Could you reproduce, exactly and alone, the lines running from the one with "Serialize everything readable" to the end of the data below?

##### The input #####

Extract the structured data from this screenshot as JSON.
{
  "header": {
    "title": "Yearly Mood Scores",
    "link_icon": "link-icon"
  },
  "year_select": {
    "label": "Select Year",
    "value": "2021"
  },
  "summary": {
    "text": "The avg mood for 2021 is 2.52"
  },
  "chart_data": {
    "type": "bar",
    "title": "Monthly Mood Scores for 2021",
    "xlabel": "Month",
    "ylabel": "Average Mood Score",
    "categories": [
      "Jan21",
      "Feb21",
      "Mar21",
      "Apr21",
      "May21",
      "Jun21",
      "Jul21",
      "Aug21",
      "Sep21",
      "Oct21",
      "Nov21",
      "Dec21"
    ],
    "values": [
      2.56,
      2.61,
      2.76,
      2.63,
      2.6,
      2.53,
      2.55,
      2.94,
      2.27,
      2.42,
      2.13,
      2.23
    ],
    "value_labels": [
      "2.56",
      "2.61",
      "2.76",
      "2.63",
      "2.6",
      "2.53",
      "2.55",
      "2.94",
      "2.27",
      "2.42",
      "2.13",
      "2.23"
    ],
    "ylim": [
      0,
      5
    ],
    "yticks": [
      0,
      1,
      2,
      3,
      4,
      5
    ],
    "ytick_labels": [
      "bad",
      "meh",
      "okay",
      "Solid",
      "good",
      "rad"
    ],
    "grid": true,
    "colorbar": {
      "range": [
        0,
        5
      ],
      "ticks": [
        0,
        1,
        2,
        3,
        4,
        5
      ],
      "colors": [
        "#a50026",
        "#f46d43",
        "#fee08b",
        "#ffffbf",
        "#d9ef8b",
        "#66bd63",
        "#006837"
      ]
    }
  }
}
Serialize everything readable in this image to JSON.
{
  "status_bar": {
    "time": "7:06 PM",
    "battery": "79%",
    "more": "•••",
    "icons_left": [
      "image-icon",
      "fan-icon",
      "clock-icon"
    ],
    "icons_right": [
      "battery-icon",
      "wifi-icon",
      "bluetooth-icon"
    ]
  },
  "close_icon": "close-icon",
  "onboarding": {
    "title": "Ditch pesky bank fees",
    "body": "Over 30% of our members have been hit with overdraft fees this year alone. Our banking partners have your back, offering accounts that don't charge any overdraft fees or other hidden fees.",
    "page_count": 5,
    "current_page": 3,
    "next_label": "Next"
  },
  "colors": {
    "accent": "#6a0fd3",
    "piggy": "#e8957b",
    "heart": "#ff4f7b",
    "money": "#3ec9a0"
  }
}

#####

### Exercise output
Serialize everything readable in this image to JSON.
{
  "status_bar": {
    "time": "7:06 PM",
    "battery": "79%",
    "more": "•••",
    "icons_left": [
      "image-icon",
      "fan-icon",
      "clock-icon"
    ],
    "icons_right": [
      "battery-icon",
      "wifi-icon",
      "bluetooth-icon"
    ]
  },
  "close_icon": "close-icon",
  "onboarding": {
    "title": "Ditch pesky bank fees",
    "body": "Over 30% of our members have been hit with overdraft fees this year alone. Our banking partners have your back, offering accounts that don't charge any overdraft fees or other hidden fees.",
    "page_count": 5,
    "current_page": 3,
    "next_label": "Next"
  },
  "colors": {
    "accent": "#6a0fd3",
    "piggy": "#e8957b",
    "heart": "#ff4f7b",
    "money": "#3ec9a0"
  }
}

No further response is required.